• _DATASET RECORDS_:
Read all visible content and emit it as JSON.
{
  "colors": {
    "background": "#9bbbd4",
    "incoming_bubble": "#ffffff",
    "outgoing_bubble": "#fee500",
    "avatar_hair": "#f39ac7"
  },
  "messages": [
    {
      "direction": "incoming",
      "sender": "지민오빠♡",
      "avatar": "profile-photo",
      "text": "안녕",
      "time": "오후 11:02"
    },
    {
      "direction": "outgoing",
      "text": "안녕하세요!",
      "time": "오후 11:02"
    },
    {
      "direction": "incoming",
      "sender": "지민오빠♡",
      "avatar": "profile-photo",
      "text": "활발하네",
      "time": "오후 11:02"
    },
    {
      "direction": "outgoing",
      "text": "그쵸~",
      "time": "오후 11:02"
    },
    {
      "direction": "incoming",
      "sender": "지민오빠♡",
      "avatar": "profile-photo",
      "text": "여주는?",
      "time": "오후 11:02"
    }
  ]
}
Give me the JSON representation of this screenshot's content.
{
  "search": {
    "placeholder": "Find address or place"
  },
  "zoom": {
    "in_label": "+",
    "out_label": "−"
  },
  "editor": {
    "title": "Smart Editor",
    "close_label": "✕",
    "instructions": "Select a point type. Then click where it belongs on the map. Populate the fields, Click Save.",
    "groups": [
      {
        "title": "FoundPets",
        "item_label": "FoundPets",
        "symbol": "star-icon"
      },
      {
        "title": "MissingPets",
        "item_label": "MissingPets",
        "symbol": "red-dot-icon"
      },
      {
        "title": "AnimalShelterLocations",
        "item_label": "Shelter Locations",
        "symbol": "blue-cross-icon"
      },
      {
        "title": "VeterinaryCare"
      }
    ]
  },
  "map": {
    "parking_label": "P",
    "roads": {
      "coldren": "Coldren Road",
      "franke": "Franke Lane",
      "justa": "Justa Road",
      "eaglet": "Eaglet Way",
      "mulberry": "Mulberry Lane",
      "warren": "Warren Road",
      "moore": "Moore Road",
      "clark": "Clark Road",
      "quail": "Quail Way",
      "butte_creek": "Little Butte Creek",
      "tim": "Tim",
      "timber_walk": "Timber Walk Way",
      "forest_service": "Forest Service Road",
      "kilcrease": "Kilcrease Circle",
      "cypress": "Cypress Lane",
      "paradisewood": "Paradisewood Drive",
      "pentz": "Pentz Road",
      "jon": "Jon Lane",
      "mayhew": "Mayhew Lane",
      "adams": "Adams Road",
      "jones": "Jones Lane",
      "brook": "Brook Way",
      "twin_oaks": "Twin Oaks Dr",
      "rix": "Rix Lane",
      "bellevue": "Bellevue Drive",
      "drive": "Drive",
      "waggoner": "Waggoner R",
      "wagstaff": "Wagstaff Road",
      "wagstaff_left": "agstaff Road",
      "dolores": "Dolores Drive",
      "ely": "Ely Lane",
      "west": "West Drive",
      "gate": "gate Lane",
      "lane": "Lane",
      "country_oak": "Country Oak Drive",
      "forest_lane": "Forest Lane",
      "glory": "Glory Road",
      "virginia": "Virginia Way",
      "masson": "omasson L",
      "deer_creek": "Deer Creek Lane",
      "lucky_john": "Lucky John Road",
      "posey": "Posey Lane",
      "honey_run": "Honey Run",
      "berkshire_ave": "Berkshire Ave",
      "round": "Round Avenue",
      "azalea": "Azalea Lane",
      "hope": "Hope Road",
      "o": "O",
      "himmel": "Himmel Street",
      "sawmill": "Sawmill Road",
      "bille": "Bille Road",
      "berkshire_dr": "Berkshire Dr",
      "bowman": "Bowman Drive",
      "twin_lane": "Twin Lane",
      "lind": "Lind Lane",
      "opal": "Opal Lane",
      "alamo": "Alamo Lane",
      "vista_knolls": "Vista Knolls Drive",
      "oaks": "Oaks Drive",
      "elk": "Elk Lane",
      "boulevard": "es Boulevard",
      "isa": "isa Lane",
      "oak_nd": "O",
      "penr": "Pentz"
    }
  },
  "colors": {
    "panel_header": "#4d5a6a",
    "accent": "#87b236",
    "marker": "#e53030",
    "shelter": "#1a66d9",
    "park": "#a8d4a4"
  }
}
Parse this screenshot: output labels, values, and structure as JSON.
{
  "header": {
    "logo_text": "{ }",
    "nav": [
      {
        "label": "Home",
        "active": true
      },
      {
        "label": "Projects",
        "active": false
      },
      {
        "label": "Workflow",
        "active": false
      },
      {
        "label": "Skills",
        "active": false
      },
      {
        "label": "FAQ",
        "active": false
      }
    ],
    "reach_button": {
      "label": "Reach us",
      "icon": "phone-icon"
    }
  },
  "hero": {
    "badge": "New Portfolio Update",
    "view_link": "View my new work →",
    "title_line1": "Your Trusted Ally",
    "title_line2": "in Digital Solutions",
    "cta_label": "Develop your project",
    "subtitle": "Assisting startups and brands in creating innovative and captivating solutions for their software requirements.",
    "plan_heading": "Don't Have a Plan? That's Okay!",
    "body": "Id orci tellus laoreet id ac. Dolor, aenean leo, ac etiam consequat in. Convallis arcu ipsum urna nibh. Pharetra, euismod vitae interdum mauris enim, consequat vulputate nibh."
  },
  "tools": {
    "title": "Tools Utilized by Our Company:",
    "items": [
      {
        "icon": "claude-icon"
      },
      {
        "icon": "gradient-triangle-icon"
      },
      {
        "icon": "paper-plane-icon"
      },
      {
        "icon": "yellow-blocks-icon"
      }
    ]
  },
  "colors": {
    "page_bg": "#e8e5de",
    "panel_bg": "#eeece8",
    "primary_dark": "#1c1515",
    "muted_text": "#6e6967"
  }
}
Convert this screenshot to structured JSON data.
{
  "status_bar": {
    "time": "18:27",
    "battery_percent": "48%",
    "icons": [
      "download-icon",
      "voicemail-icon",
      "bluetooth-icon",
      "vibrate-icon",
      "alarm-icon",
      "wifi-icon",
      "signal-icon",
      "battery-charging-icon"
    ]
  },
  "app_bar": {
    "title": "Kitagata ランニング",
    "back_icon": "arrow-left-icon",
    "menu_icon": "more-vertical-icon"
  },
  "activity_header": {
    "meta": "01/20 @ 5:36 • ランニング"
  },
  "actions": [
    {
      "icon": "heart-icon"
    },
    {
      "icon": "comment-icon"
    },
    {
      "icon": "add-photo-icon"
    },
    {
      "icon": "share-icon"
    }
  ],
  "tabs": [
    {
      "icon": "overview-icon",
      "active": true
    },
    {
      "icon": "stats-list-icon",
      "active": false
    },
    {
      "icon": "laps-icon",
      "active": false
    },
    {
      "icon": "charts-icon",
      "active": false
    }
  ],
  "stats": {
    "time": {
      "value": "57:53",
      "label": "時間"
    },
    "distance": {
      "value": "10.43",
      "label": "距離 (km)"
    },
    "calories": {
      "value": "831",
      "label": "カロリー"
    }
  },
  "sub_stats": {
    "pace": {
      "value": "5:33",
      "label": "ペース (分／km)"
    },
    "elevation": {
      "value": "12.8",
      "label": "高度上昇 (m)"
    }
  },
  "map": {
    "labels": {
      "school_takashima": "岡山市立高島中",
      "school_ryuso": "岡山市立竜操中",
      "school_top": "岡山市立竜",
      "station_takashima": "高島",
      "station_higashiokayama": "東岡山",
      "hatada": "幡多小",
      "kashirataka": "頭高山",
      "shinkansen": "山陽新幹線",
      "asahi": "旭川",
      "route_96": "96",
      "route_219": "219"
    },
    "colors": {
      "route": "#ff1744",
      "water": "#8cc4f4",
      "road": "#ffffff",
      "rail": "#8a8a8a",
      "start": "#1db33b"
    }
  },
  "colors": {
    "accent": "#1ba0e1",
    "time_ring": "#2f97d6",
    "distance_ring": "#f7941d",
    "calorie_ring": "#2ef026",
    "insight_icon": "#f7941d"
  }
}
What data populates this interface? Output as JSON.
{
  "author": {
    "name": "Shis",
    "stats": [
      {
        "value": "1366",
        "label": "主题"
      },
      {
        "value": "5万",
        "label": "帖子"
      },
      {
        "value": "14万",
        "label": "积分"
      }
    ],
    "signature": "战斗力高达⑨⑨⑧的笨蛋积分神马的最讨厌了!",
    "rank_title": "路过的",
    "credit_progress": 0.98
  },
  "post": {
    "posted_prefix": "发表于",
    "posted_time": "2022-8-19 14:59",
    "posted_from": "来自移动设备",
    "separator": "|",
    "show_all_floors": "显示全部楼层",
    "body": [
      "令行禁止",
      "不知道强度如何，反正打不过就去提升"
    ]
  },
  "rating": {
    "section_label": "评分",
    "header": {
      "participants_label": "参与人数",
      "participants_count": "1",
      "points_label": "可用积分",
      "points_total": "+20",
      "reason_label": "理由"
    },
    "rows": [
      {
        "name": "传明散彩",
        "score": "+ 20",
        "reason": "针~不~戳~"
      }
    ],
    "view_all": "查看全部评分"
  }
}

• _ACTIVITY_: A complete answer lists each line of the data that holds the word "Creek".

• _TASK OUTPUT_:
      "butte_creek": "Little Butte Creek",
      "deer_creek": "Deer Creek Lane",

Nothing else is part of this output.